### Problem statement
Could you find every line in the entries below that holds the word "will" and copy it?

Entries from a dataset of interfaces

--- --- ---

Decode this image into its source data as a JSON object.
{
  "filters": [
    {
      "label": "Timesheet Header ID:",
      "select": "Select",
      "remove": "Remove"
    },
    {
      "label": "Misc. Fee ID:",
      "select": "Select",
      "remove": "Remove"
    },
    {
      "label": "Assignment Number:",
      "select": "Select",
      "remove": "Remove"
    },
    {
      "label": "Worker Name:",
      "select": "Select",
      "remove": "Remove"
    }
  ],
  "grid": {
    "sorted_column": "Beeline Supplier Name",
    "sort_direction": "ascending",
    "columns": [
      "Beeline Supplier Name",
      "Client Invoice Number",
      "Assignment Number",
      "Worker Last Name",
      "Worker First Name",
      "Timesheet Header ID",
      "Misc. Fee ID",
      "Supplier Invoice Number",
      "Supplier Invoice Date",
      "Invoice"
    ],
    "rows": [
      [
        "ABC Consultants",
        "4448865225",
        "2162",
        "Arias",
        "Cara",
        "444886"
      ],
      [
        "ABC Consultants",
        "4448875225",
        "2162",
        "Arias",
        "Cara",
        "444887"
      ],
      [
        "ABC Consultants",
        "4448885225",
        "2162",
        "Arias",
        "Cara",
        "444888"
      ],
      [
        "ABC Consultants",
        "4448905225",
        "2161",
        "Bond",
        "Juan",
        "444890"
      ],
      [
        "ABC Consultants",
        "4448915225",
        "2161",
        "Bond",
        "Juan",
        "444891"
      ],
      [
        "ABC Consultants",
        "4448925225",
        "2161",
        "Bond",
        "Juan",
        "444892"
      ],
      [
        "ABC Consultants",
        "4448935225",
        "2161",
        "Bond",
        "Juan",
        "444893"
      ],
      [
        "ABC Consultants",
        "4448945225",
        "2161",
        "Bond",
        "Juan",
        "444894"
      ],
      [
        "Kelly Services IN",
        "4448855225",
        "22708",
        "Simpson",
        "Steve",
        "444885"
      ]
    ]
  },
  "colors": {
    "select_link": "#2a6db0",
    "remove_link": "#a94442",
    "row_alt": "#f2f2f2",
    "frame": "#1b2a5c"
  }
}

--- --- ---

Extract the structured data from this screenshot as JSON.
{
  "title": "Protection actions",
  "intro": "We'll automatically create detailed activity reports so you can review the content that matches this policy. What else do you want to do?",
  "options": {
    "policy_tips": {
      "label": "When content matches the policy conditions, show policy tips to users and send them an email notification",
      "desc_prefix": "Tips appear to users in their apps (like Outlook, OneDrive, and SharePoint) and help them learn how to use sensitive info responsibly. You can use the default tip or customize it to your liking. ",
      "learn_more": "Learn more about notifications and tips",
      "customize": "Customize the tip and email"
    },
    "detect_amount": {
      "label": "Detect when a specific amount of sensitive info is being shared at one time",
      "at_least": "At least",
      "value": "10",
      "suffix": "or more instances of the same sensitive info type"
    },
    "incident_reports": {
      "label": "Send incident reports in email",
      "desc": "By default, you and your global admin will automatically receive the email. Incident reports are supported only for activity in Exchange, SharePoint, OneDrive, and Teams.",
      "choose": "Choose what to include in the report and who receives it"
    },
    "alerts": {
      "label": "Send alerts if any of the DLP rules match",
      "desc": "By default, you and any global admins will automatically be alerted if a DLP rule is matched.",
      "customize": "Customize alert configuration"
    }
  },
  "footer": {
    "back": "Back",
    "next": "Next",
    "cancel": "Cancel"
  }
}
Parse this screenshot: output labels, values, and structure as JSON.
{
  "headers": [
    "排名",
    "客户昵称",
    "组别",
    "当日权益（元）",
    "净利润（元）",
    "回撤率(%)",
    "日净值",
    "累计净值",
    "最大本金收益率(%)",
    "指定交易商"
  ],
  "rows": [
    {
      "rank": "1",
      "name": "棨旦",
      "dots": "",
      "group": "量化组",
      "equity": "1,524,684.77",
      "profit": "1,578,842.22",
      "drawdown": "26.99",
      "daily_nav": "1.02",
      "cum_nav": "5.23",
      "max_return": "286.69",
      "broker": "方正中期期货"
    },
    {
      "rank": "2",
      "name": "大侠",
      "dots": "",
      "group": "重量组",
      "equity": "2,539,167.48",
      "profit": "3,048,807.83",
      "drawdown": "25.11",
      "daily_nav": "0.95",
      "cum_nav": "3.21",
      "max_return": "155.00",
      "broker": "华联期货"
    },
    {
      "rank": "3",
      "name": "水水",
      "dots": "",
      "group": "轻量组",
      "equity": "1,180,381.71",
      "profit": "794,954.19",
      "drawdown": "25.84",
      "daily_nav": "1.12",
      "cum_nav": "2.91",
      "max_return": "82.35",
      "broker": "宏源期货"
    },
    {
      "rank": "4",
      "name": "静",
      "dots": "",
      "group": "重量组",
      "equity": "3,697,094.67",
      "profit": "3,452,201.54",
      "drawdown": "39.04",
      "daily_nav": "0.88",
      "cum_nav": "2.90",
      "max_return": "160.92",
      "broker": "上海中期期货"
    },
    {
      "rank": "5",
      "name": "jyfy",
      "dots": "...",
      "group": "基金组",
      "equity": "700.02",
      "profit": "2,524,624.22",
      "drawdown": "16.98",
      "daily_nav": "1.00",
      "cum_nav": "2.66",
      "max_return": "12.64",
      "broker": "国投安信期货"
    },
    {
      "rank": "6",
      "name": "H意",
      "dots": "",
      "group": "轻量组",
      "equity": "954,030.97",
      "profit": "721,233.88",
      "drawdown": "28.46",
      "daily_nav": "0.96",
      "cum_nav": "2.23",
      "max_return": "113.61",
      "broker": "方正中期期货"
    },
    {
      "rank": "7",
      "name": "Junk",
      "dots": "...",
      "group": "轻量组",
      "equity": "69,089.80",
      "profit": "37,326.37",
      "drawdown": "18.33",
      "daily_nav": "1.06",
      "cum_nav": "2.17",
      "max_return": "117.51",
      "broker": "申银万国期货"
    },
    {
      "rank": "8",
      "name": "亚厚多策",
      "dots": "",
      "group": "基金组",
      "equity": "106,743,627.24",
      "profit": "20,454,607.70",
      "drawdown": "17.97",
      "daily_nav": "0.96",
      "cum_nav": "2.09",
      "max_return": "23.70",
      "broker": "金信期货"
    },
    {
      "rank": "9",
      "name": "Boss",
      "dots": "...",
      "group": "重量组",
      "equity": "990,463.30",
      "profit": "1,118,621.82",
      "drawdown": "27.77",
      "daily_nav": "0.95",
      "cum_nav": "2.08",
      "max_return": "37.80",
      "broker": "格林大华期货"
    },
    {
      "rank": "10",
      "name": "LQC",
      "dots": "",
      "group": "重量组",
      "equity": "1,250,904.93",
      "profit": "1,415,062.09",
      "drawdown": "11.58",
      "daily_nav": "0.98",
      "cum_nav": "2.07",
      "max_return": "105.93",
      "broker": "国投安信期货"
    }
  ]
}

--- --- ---

### Answer for the task
      "desc": "By default, you and your global admin will automatically receive the email. Incident reports are supported only for activity in Exchange, SharePoint, OneDrive, and Teams.",
      "desc": "By default, you and any global admins will automatically be alerted if a DLP rule is matched.",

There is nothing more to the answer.